- 234.Wiestler B, Capper D, Hovestadt V, Sill M, Jones DT, Hartmann C, Felsberg J, Platten M, Feiden W, Keyvani K et al (2014) Assessing CpG island methylator phenotype, 1p/19q codeletion, and MGMT promoter methylation from epigenome-wide data in the biomarker cohort of the NOA-04 trial. Neuro-oncology 16:1630–1638. https://doi.org/10.1093/neuonc/nou138 PubMedPubMedCentralCrossRefGoogle Scholar
- 238.Wrensch M, Jenkins RB, Chang JS, Yeh RF, Xiao Y, Decker PA, Ballman KV, Berger M, Buckner JC, Chang S et al (2009) Variants in the CDKN2B and RTEL1 regions are associated with high-grade glioma susceptibility. Nat Genet 41:905–908. https://doi.org/10.1038/ng.408 PubMedPubMedCentralCrossRefGoogle Scholar
- 241.Wu G, Broniscer A, McEachron TA, Lu C, Paugh BS, Becksfort J, Qu C, Ding L, Huether R, Parker M et al (2012) Somatic histone H3 alterations in pediatric diffuse intrinsic pontine gliomas and non-brainstem glioblastomas. Nat Genet 44:251–253. https://doi.org/10.1038/ng.1102 PubMedPubMedCentralCrossRefGoogle Scholar
- 243.Xu W, Yang H, Liu Y, Yang Y, Wang P, Kim SH, Ito S, Yang C, Wang P, Xiao MT et al (2011) Oncometabolite 2-hydroxyglutarate is a competitive inhibitor of alpha-ketoglutarate-dependent dioxygenases. Cancer Cell 19:17–30. https://doi.org/10.1016/j.ccr.2010.12.014 PubMedPubMedCentralCrossRefGoogle Scholar

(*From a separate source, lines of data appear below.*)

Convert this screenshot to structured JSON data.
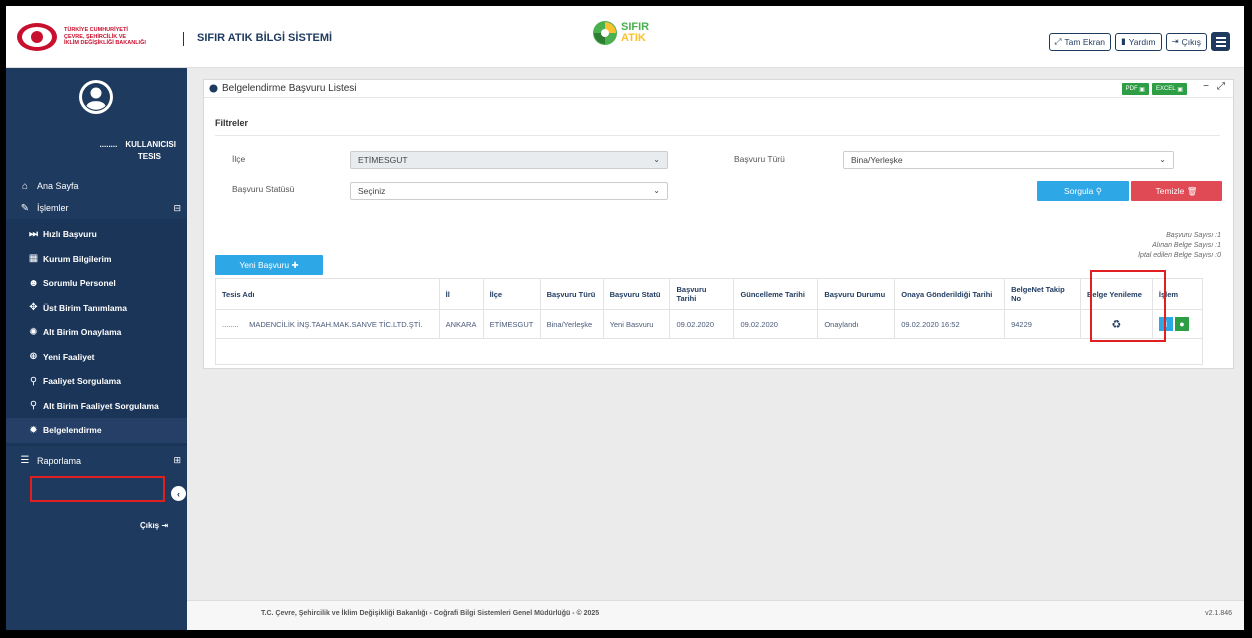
{
  "header": {
    "ministry_lines": [
      "TÜRKİYE CUMHURİYETİ",
      "ÇEVRE, ŞEHİRCİLİK VE",
      "İKLİM DEĞİŞİKLİĞİ BAKANLIĞI"
    ],
    "app_title": "SIFIR ATIK BİLGİ SİSTEMİ",
    "logo_word1": "SIFIR",
    "logo_word2": "ATIK",
    "buttons": {
      "fullscreen": "Tam Ekran",
      "help": "Yardım",
      "logout": "Çıkış"
    }
  },
  "sidebar": {
    "user_dots": "........",
    "user_role": "KULLANICISI",
    "user_tesis": "TESIS",
    "home": "Ana Sayfa",
    "islemler": "İşlemler",
    "sub_items": [
      "Hızlı Başvuru",
      "Kurum Bilgilerim",
      "Sorumlu Personel",
      "Üst Birim Tanımlama",
      "Alt Birim Onaylama",
      "Yeni Faaliyet",
      "Faaliyet Sorgulama",
      "Alt Birim Faaliyet Sorgulama",
      "Belgelendirme"
    ],
    "raporlama": "Raporlama",
    "logout": "Çıkış"
  },
  "panel": {
    "title": "Belgelendirme Başvuru Listesi",
    "export_pdf": "PDF",
    "export_excel": "EXCEL",
    "filters_title": "Filtreler",
    "ilce_label": "İlçe",
    "ilce_value": "ETİMESGUT",
    "basvuru_turu_label": "Başvuru Türü",
    "basvuru_turu_value": "Bina/Yerleşke",
    "basvuru_statusu_label": "Başvuru Statüsü",
    "basvuru_statusu_value": "Seçiniz",
    "sorgula": "Sorgula",
    "temizle": "Temizle",
    "counts": [
      "Başvuru Sayısı :1",
      "Alınan Belge Sayısı :1",
      "İptal edilen Belge Sayısı :0"
    ],
    "new_button": "Yeni Başvuru"
  },
  "table": {
    "headers": [
      "Tesis Adı",
      "İl",
      "İlçe",
      "Başvuru Türü",
      "Başvuru Statü",
      "Başvuru Tarihi",
      "Güncelleme Tarihi",
      "Başvuru Durumu",
      "Onaya Gönderildiği Tarihi",
      "BelgeNet Takip No",
      "Belge Yenileme",
      "İşlem"
    ],
    "row": {
      "tesis_dots": "........",
      "tesis_name": "MADENCİLİK İNŞ.TAAH.MAK.SANVE TİC.LTD.ŞTİ.",
      "il": "ANKARA",
      "ilce": "ETİMESGUT",
      "tur": "Bina/Yerleşke",
      "statu": "Yeni Basvuru",
      "tarih": "09.02.2020",
      "guncelleme": "09.02.2020",
      "durum": "Onaylandı",
      "onaya": "09.02.2020 16:52",
      "takip": "94229"
    }
  },
  "footer": {
    "copyright": "T.C. Çevre, Şehircilik ve İklim Değişikliği Bakanlığı - Coğrafi Bilgi Sistemleri Genel Müdürlüğü - © 2025",
    "version": "v2.1.846"
  },
  "colors": {
    "primary": "#1e3a5f",
    "accent": "#2ea7e6",
    "danger": "#e04a55",
    "success": "#2e9e44",
    "highlight": "#e02020"
  }
}
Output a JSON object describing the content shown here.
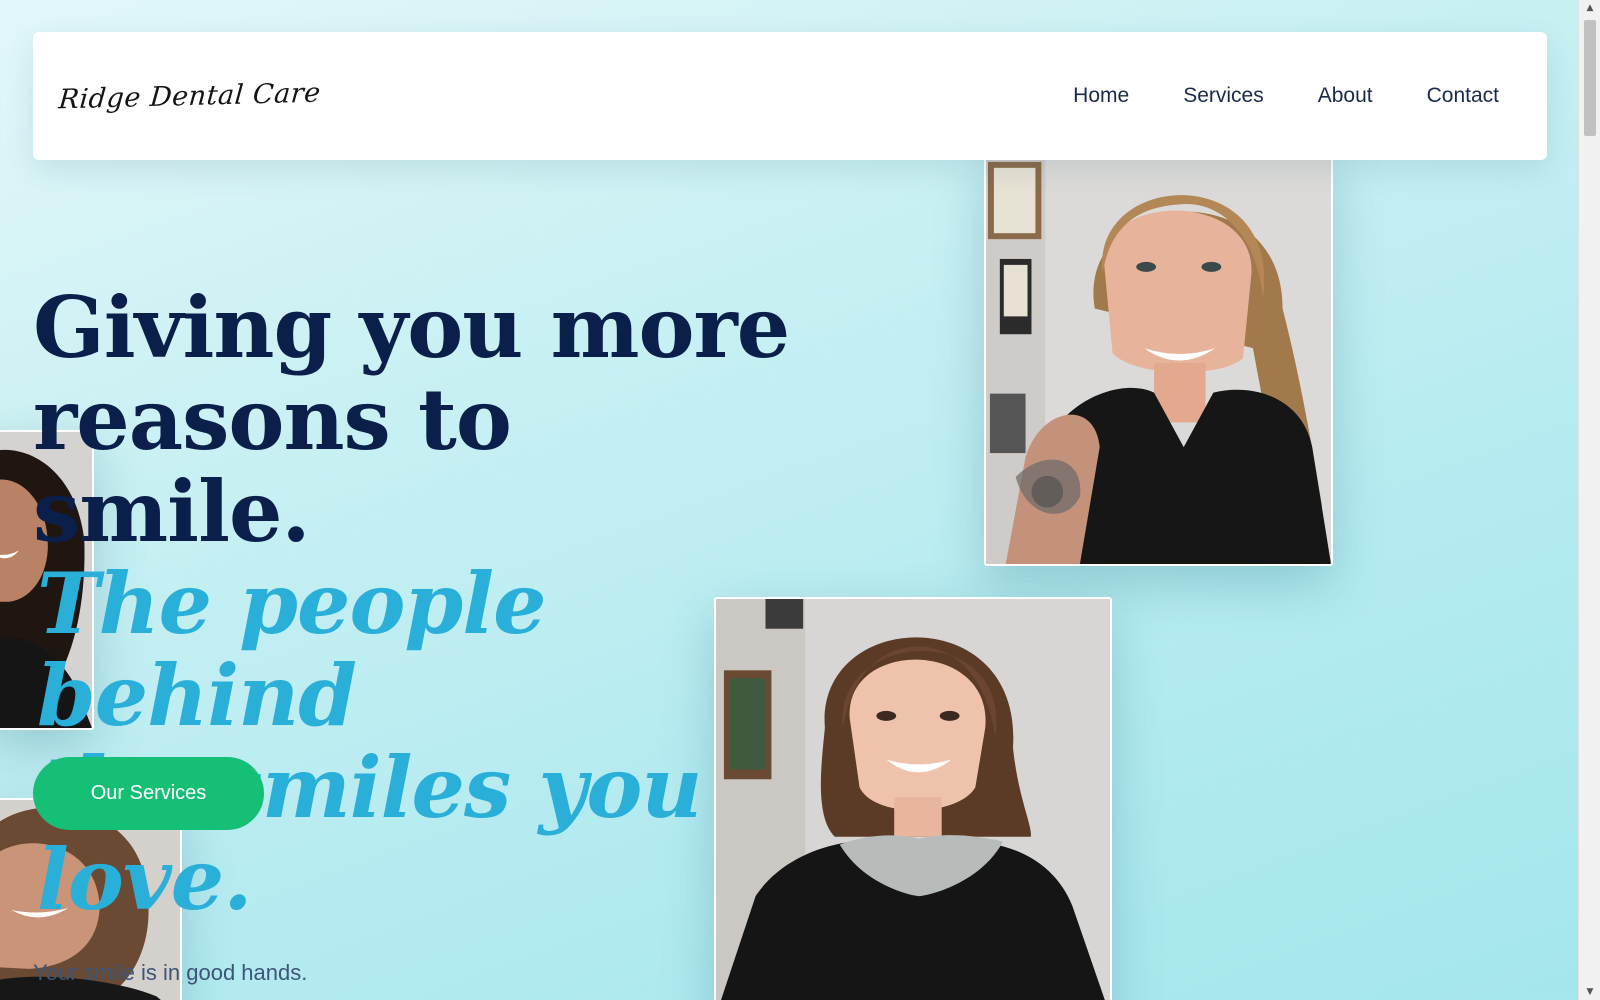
{
  "header": {
    "logo": "Ridge Dental Care",
    "nav": [
      {
        "label": "Home"
      },
      {
        "label": "Services"
      },
      {
        "label": "About"
      },
      {
        "label": "Contact"
      }
    ]
  },
  "hero": {
    "headline_line1": "Giving you more",
    "headline_line2": "reasons to smile.",
    "subhead_line1": "The people behind",
    "subhead_line2": "the smiles you love.",
    "tagline": "Your smile is in good hands.",
    "cta_label": "Our Services"
  },
  "colors": {
    "background": "#bdeef2",
    "headline": "#0b1f4b",
    "subhead": "#2aafd9",
    "cta": "#15bf75",
    "nav_text": "#1a2a4a"
  },
  "photos": [
    {
      "name": "team-photo-tattooed-woman"
    },
    {
      "name": "team-photo-woman-collar"
    },
    {
      "name": "team-photo-woman-left-partial"
    },
    {
      "name": "team-photo-woman-bottom-left-partial"
    }
  ],
  "icons": {
    "scroll_up": "scroll-up-arrow-icon",
    "scroll_down": "scroll-down-arrow-icon"
  }
}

- 246.Zhang J, Wu G, Miller CP, Tatevossian RG, Dalton JD, Tang B, Orisme W, Punchihewa C, Parker M, Qaddoumi I et al (2013) Whole-genome sequencing identifies genetic alterations in pediatric low-grade gliomas. Nat Genet 45:602–612. https://doi.org/10.1038/ng.2611 PubMedPubMedCentralCrossRefGoogle Scholar
- 247.Zheng S, Fu J, Vegesna R, Mao Y, Heathcock LE, Torres-Garcia W, Ezhilarasan R, Wang S, McKenna A, Chin L et al (2013) A survey of intragenic breakpoints in glioblastoma identifies a distinct subset associated with poor survival. Genes Dev 27:1462–1472. https://doi.org/10.1101/gad.213686.113 PubMedPubMedCentralCrossRefGoogle Scholar
Open AccessThis article is distributed under the terms of the Creative Commons Attribution 4.0 International License (http://creativecommons.org/licenses/by/4.0/), which permits unrestricted use, distribution, and reproduction in any medium, provided you give appropriate credit to the original author(s) and the source, provide a link to the Creative Commons license, and indicate if changes were made.